Deputy City Mayor, Councillor Russell in response stated that in North Evington, as across the City, there was a targeted model of youth services. As the government had reduced budgets it had limited the Council’s ability to engage with young people. Hard to reach groups had continued to be the priority, particularly through the use of street youth workers in Evington and also targeting those who were at risk of involvement in criminal behaviour. The Deputy City Mayor also referred to the Rights and Participation service where the views of young people were sought to be included in the Council’s decision making. It was also noted that there would be elections to the Young People’s Council in the new year which will include young people from all wards. It was further noted that despite the much reduced budgets, it wasn’t possible to provide as many services as would be liked, but those who were most vulnerable were prioritised.


8.         Councillor Bajaj


“Why does the customer services centre not open every day for members of the public?”


The City Mayor in response commented that the Customer Service Centre is funded by the general revenue budget, which has been affected by the loss of £150m of spending power arising from austerity measures. It was also noted that there was lower demand for face to face contact coming out of the pandemic and officers have assured that opening times were sufficient. The Centre was open on Tuesdays and Thursdays each week offering scanners, computers and phones. Customers could book appointments by phone or call in. Libraries also offered computers and access to Council services online. The Customer Service Centre was not the only way to access Council services as many were available online or by phone, or by using Libraries or community centres. Opening times were being kept under review taking into account customer demand. Overall, there was a need to make decisions about how best to deploy resources such as answering phones to provide a better service.


Councillor Bajaj asked a supplementary question. He suggested that it should not be expected that the older age population should have to make phonecalls where they could be waiting for 20 – 30 minutes. What was the total amount of time they were needed to wait? It was queried how many staff there were to serve the 350 thousand people who lived in the city?


The City Mayor in response stated that he felt that he had explained the Council was prioritising the best use of staff resources and provision of access across the city. He wasn’t suggesting that residents were required to contact the Council online. He further noted that the Council had lost significant funding, but was seeking to maintain a full range of services.


9.         Councillor Bajaj

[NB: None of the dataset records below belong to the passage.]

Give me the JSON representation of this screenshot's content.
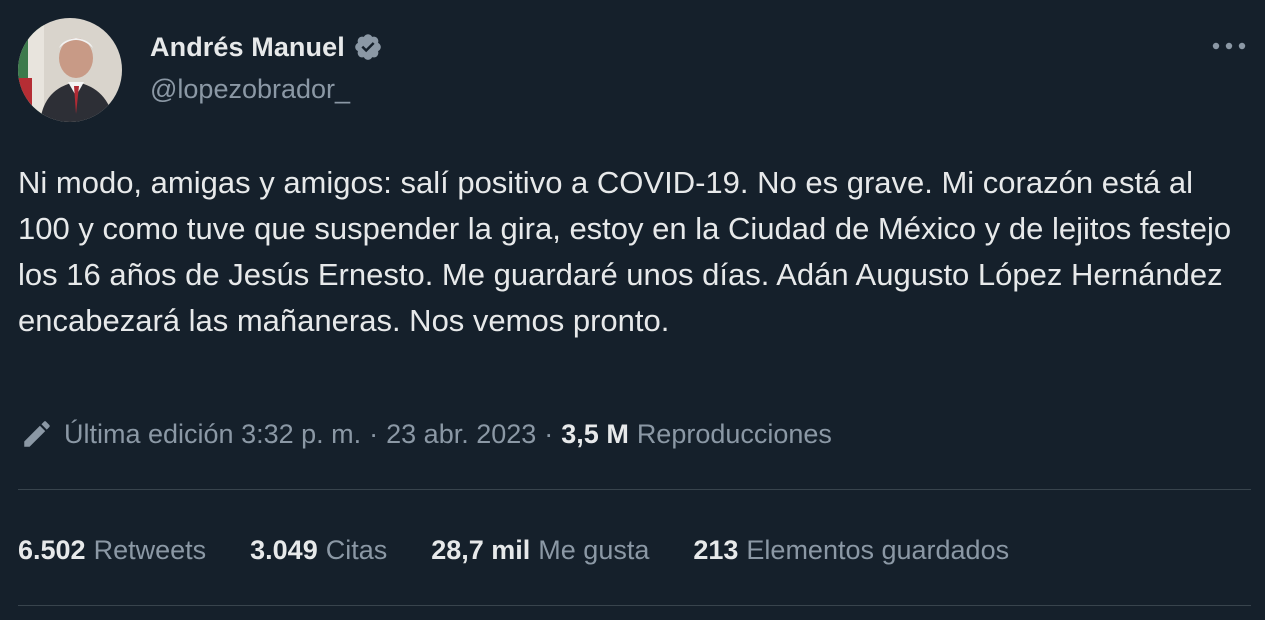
{
  "author": {
    "display_name": "Andrés Manuel",
    "handle": "@lopezobrador_",
    "verified": true
  },
  "tweet": {
    "text": "Ni modo, amigas y amigos: salí positivo a COVID-19. No es grave. Mi corazón está al 100 y como tuve que suspender la gira, estoy en la Ciudad de México y de lejitos festejo los 16 años de Jesús Ernesto. Me guardaré unos días. Adán Augusto López Hernández encabezará las mañaneras. Nos vemos pronto."
  },
  "meta": {
    "edited_label": "Última edición 3:32 p. m.",
    "separator": "·",
    "date": "23 abr. 2023",
    "views_count": "3,5 M",
    "views_label": "Reproducciones"
  },
  "stats": {
    "retweets": {
      "count": "6.502",
      "label": "Retweets"
    },
    "quotes": {
      "count": "3.049",
      "label": "Citas"
    },
    "likes": {
      "count": "28,7 mil",
      "label": "Me gusta"
    },
    "bookmarks": {
      "count": "213",
      "label": "Elementos guardados"
    }
  },
  "icons": {
    "verified": "verified-badge-icon",
    "more": "more-options-icon",
    "edit": "edit-pencil-icon"
  },
  "colors": {
    "background": "#15202b",
    "text_primary": "#e7e9ea",
    "text_secondary": "#8b98a5",
    "divider": "#38444d",
    "verified": "#8b98a5"
  }
}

“What is the time scale to determine a planning application once all the information has been received by the council?”


Deputy City Mayor, Councillor Singh Clair in response confirmed that government targets for Councils were to deal with 60% of major applications in 13 weeks and 70% of non-major applications in 8 weeks. An extension of time agreement can be reached with the applicant if an application was likely to go beyond this time.


The Lord Mayor agreed to consider following question at this point, from a member of the public, as they arrived to the meeting late:


Tracy Ovens


“How many complaints have Leicester Bereavement Services received in the last 5yrs?”


Deputy City Mayor, Councillor Singh Clair in response thanked Mrs Ovens for her question and noted that over the past five years, 23 complaints have been received. To the best of his knowledge, officers had dealt with these complaints with their best endeavour. The Deputy City Mayor was happy to meet with Mrs Ovens with officers outside of the meeting to discuss any issues she may have.


Mrs Ovens asked a supplementary question. She asked that concerns be investigated that her family have not had responses to.


The Deputy City Mayor in response stated that he could not discuss individual cases at full Council. He was however happy to look into any issues, take advice from Councillors Dempster and Aldred and subsequently meet Mrs Ovens with officers to discuss her concerns.


A number of other questions were submitted to the meeting but were not asked following apologies having been received from Councillor Porter.